Unlike Creature Combo, Aggro's resurgence at #SCGCIN was not due to a brief metagame gap. Ixalan brought large gains for both Humans and Merfolk. Aggro is now an archetype of raw creature quantity, not a mix of quantity and quality.
Ultimately this doesn't mean a lot in terms of matchups. Aggro is still only loosely interactive, moderately fast, and soft to dense removal suites and big opposing threats. It just means that the exact cards you use to fight Aggro are a bit different. Lightning Helix is less important than in the Wild Nacatl days, Anger of the Gods and Supreme Verdict more so. In fact, this might be an all-time low point for Lightning Helix, which would point towards good times for Burn whenever the 30 other unbeatable cards like Collective Brutality also die down.
Note that, while it does seem like Collins Mullen's Humans decks represents a huge shift in how these decks can interact, it really just caught people who weren't ready that week. The decks that lose to Kitesail Freebooter or Meddling Mage can mostly adjust to not do so, though I may be talking more about Meddling Mage than Freebooter here.

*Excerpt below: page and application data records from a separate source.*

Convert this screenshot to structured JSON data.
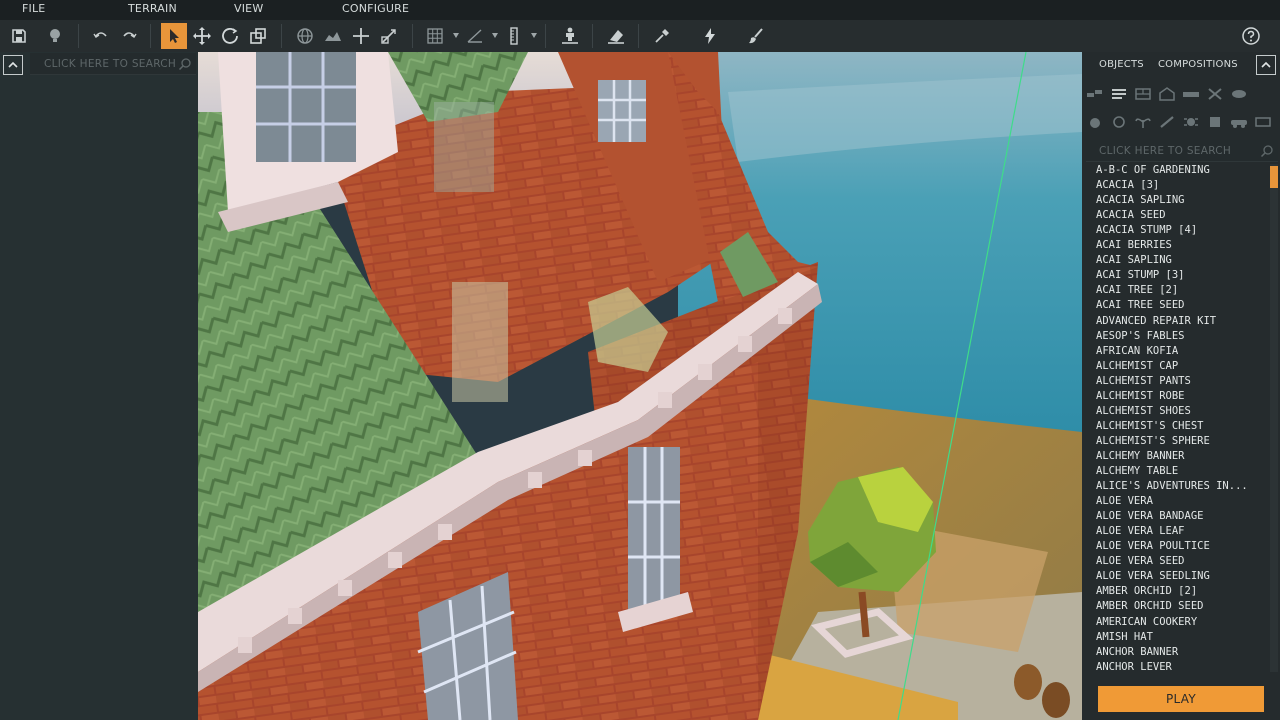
{
  "menu": {
    "file": "FILE",
    "terrain": "TERRAIN",
    "view": "VIEW",
    "configure": "CONFIGURE"
  },
  "toolbar": {
    "active_tool": "select",
    "accent": "#e8953a",
    "icons": [
      "save-icon",
      "lightbulb-icon",
      "undo-icon",
      "redo-icon",
      "select-arrow-icon",
      "move-icon",
      "rotate-icon",
      "scale-icon",
      "globe-icon",
      "terrain-icon",
      "snap-icon",
      "resize-icon",
      "grid-icon",
      "angle-icon",
      "ruler-icon",
      "character-icon",
      "eraser-icon",
      "eyedropper-icon",
      "lightning-icon",
      "paintbrush-icon",
      "help-icon"
    ]
  },
  "left_panel": {
    "search_placeholder": "CLICK HERE TO SEARCH"
  },
  "right_panel": {
    "tabs": [
      "OBJECTS",
      "COMPOSITIONS"
    ],
    "active_tab": "OBJECTS",
    "search_placeholder": "CLICK HERE TO SEARCH",
    "objects": [
      "A-B-C OF GARDENING",
      "ACACIA [3]",
      "ACACIA SAPLING",
      "ACACIA SEED",
      "ACACIA STUMP [4]",
      "ACAI BERRIES",
      "ACAI SAPLING",
      "ACAI STUMP [3]",
      "ACAI TREE [2]",
      "ACAI TREE SEED",
      "ADVANCED REPAIR KIT",
      "AESOP'S FABLES",
      "AFRICAN KOFIA",
      "ALCHEMIST CAP",
      "ALCHEMIST PANTS",
      "ALCHEMIST ROBE",
      "ALCHEMIST SHOES",
      "ALCHEMIST'S CHEST",
      "ALCHEMIST'S SPHERE",
      "ALCHEMY BANNER",
      "ALCHEMY TABLE",
      "ALICE'S ADVENTURES IN...",
      "ALOE VERA",
      "ALOE VERA BANDAGE",
      "ALOE VERA LEAF",
      "ALOE VERA POULTICE",
      "ALOE VERA SEED",
      "ALOE VERA SEEDLING",
      "AMBER ORCHID [2]",
      "AMBER ORCHID SEED",
      "AMERICAN COOKERY",
      "AMISH HAT",
      "ANCHOR BANNER",
      "ANCHOR LEVER"
    ],
    "play_label": "PLAY"
  }
}
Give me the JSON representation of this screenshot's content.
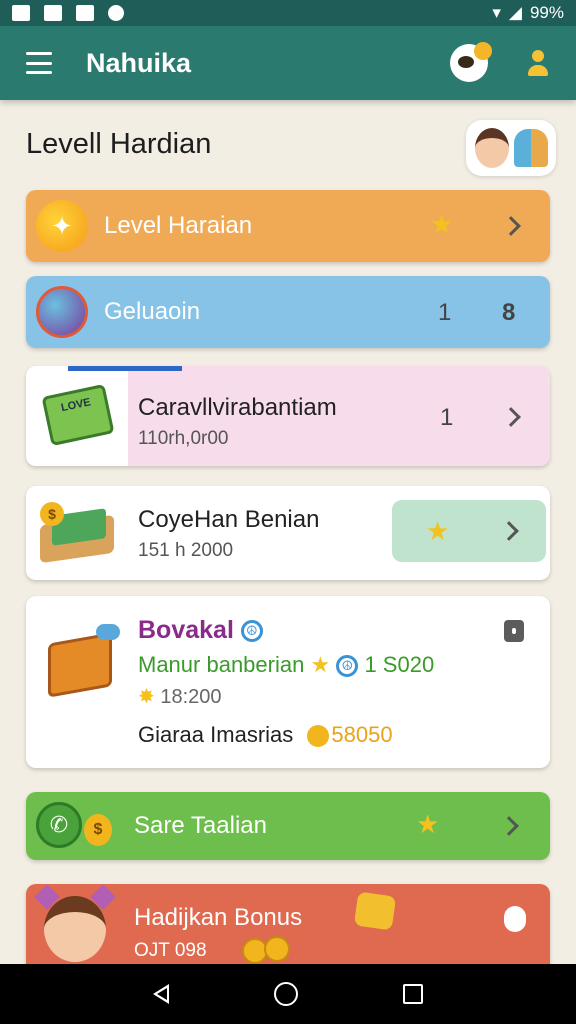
{
  "status_bar": {
    "battery": "99%"
  },
  "app_bar": {
    "title": "Nahuika"
  },
  "page": {
    "title": "Levell Hardian"
  },
  "rows": [
    {
      "title": "Level Haraian",
      "trailing_icon": "star-icon",
      "color": "#f0aa55"
    },
    {
      "title": "Geluaoin",
      "count": "1",
      "trailing": "8",
      "color": "#87c3e6"
    },
    {
      "title": "Caravllvirabantiam",
      "subtitle": "110rh,0r00",
      "count": "1",
      "color": "#f7dcec"
    },
    {
      "title": "CoyeHan Benian",
      "subtitle": "151 h 2000",
      "color": "#ffffff"
    },
    {
      "title": "Bovakal",
      "line2": "Manur banberian",
      "line2_value": "1 S020",
      "line3": "18:200",
      "line4": "Giaraa Imasrias",
      "line4_value": "58050",
      "color": "#ffffff"
    },
    {
      "title": "Sare Taalian",
      "trailing_icon": "star-icon",
      "color": "#6dbe4c"
    },
    {
      "title": "Hadijkan Bonus",
      "subtitle": "OJT 098",
      "color": "#e06a50"
    }
  ],
  "colors": {
    "app_bar": "#2a7a6f",
    "status_bar": "#1f5e58",
    "background": "#f3eee4",
    "star": "#f4c21c"
  }
}
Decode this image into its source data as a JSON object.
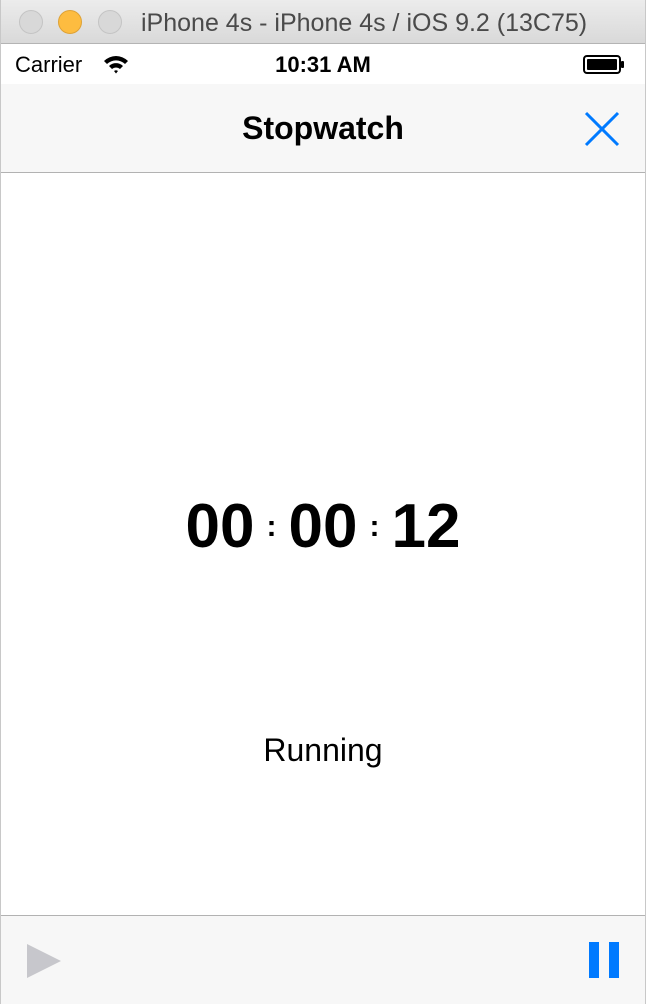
{
  "window": {
    "title": "iPhone 4s - iPhone 4s / iOS 9.2 (13C75)"
  },
  "status_bar": {
    "carrier": "Carrier",
    "time": "10:31 AM",
    "wifi_icon": "wifi-icon",
    "battery_icon": "battery-icon"
  },
  "nav": {
    "title": "Stopwatch",
    "close_icon": "close-icon"
  },
  "stopwatch": {
    "hours": "00",
    "minutes": "00",
    "seconds": "12",
    "separator": ":",
    "state": "Running"
  },
  "toolbar": {
    "play_icon": "play-icon",
    "pause_icon": "pause-icon"
  },
  "colors": {
    "accent": "#007aff",
    "disabled": "#c7c7cc",
    "bar_background": "#f7f7f7"
  }
}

When in doubt, play Snapcaster Mage and kill more of their stuff. Hard to attack when you don't have attackers.
Prison, previously Bulky Midrange

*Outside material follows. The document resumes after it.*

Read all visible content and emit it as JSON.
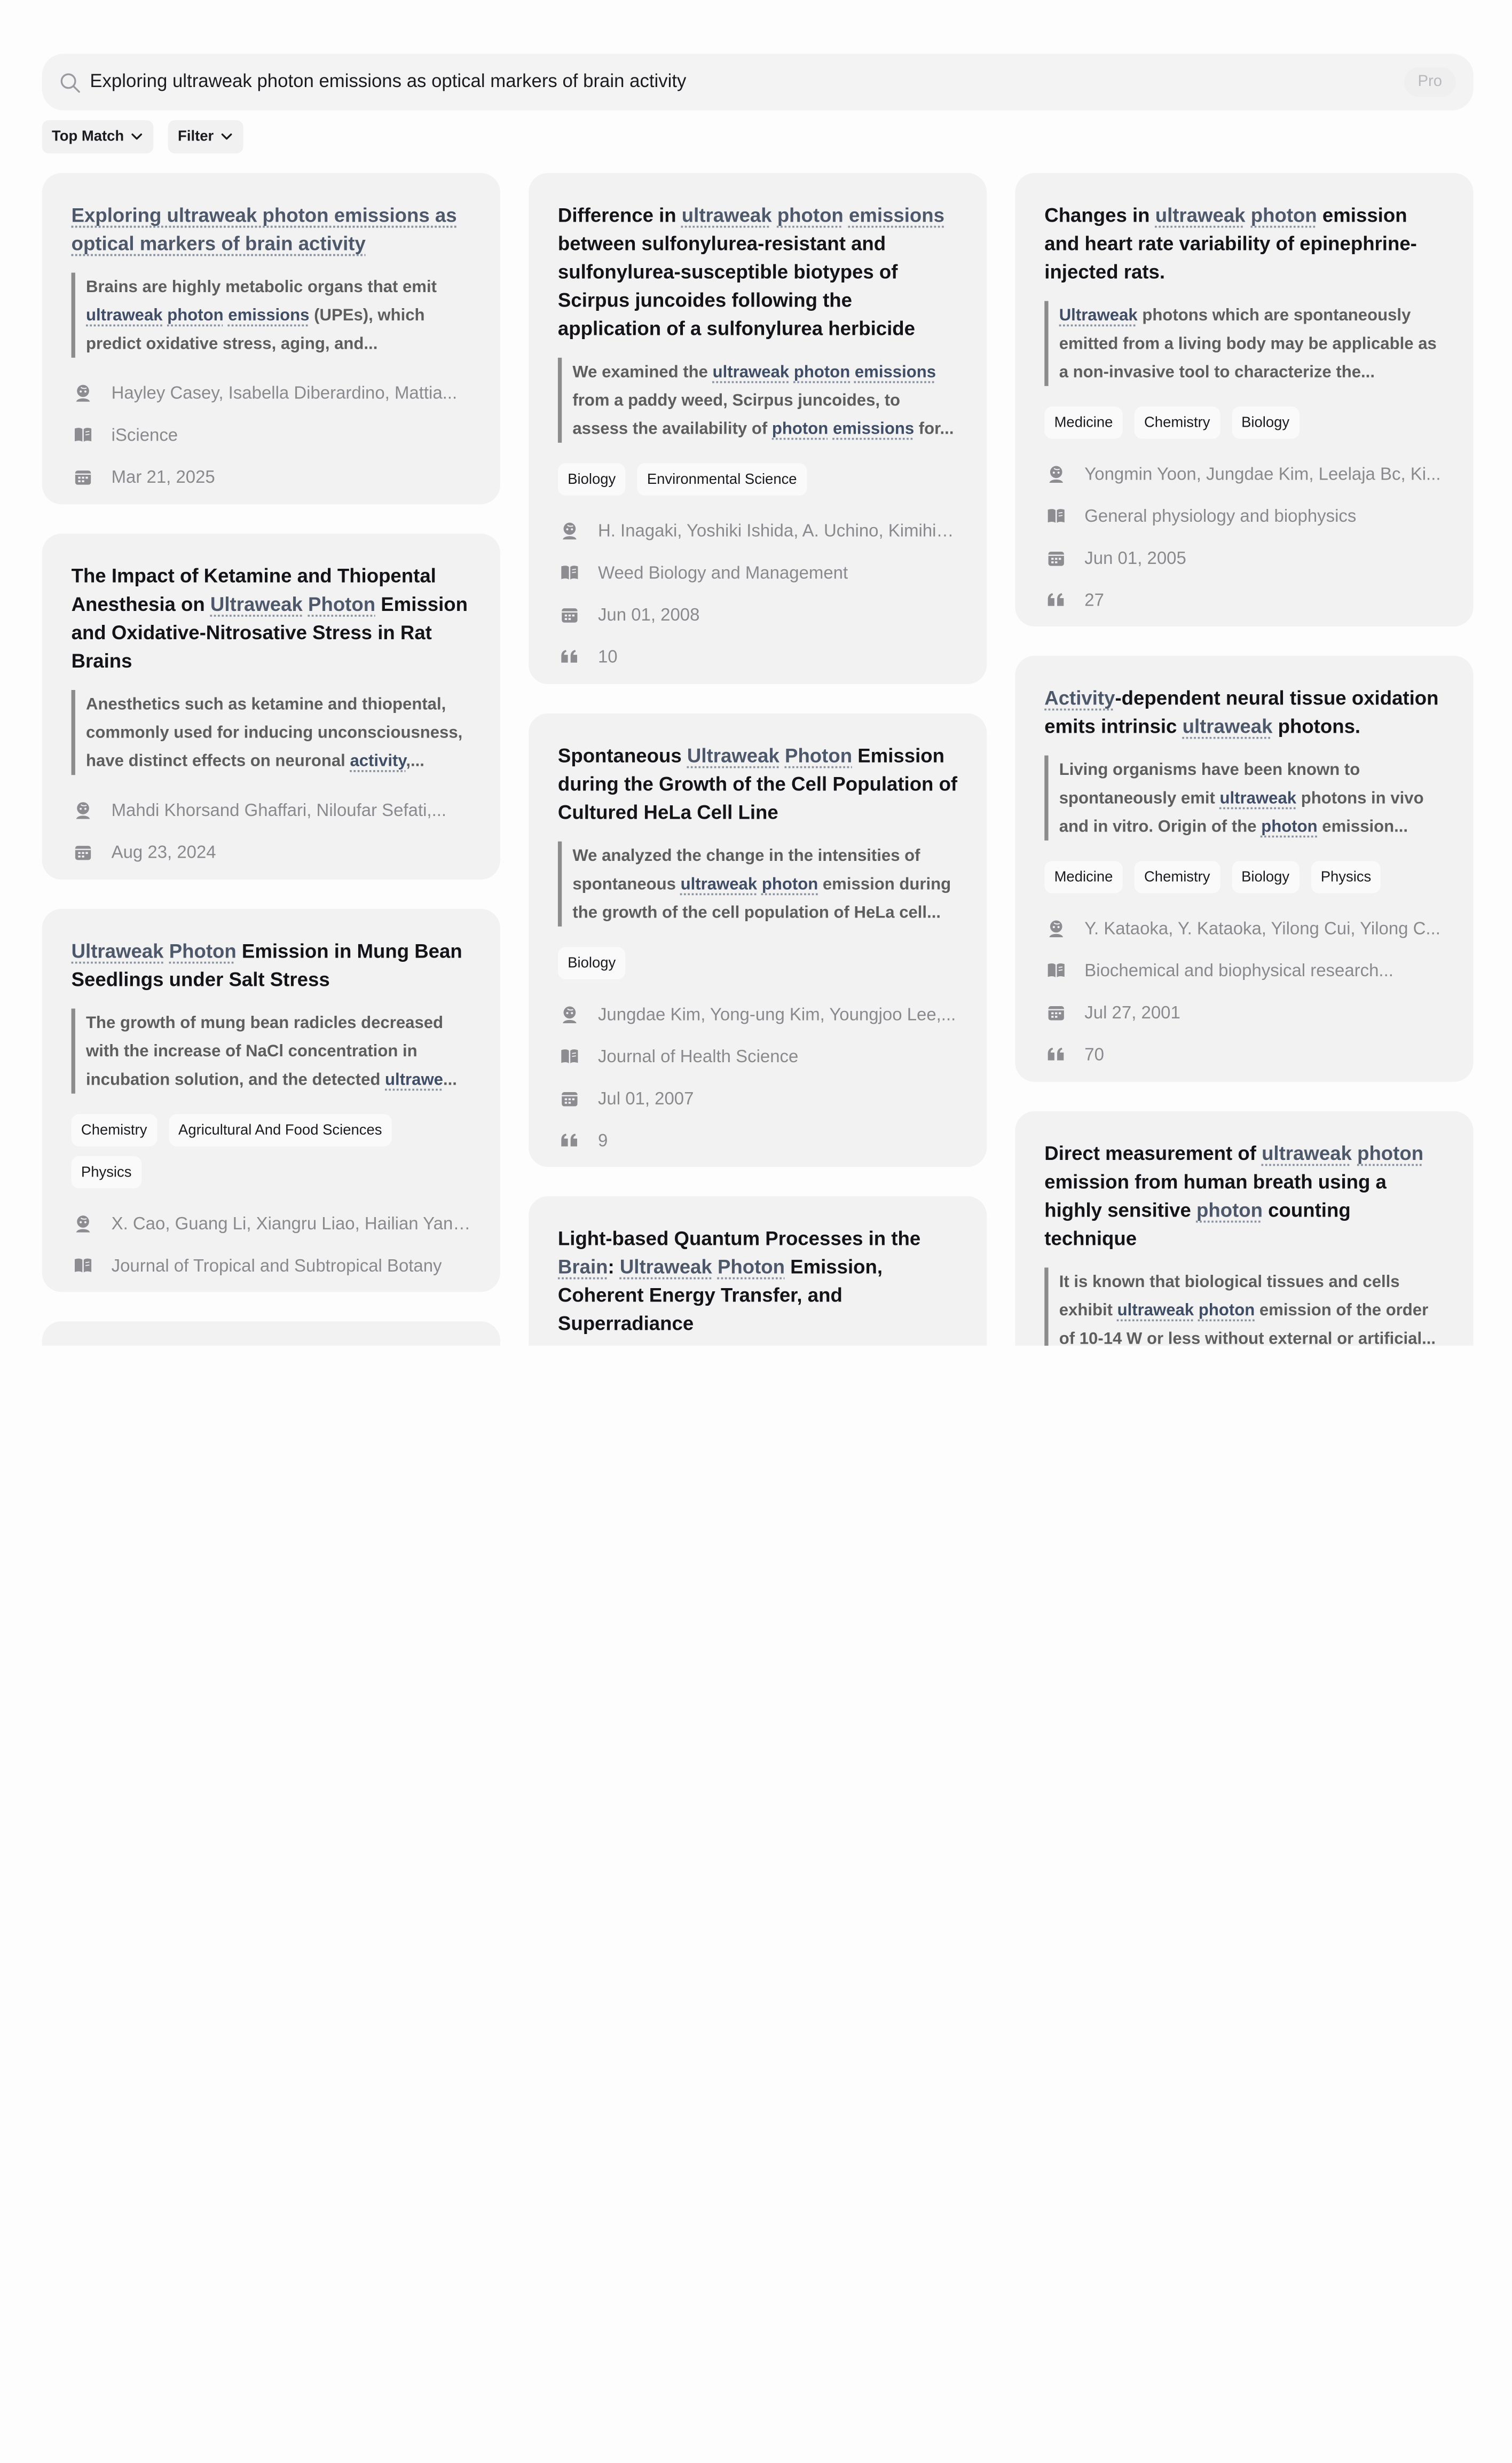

It shouldn't be surprising that the previous newest archetype is now the most changed. It's not that people didn't try to build Prison decks for basically all of Modern's existence, but they all failed miserably until late last year. My guess is clearing Splinter Twin opened up a lot of ground here, and it took a bit post-Eldrazi Winter for everything to resolve itself.
Modern Prison isn't remotely the same as Legacy or Vintage Prison. A lot of stupid cards were printed in a bunch of different ways early on in the game, both in the fast mana department and the "players can't play the game" department. As a result, I never associated Modern Prison with the consistent lockouts of old-school Prison decks and didn't label it the same way.
These decks are definitely Prison decks. If it was unsure then, it's clear now after a year of facing them.
Modern Prison is more about a singular uniquely game-shattering effect that you hope to back up with cards that are passable when it doesn't work. Find the most powerful thing that shutters the metagame, and then try to pull that off in some semi-consistent manner.
As mentioned in the Black Midrange section, the pressure of better decks forced Prison to change from the clunky nonsense it was before to something else. It still isn't consistent, but it is inconsistent in forms that do things if you don't run out your main hate sequence.
Well, sometimes do things.
If you want to further develop the Modern Prison archetype, the thing you should be looking for is the best semi-inconsistent shell to splice with your on0point hate card. It should be something that operates fine when you mulligan garbage hands, or something where those garbage hands are half-passable, but beyond that it doesn't matter much.
When fighting back, the best thing you can do is lean on that inconsistency. These decks have a known fail rate. Anything that pushes back on that really makes their hands fall apart. You can also just dodge their hate, but that's easier said than done if your opponent did a good job of selecting their deck.
Overall, Modern is still a very familiar format compared to last year despite bans, crazy win streaks by new decks, and a lot of relevant cards being introduced. I wouldn't call it stagnant, as a lot has happened, but the format is settling into something broader than the Twin versus Jund versus Weird Deck rut it was stuck in for a couple of years.
That's a really good thing when you think about it, as broadness makes it so new sets can have the highest impact. There isn't anything ubiquitous on the Brainstorm or Wasteland level, so unique effects matter. I expect to be writing this same article in late 2018, and that's something I can definitely get behind.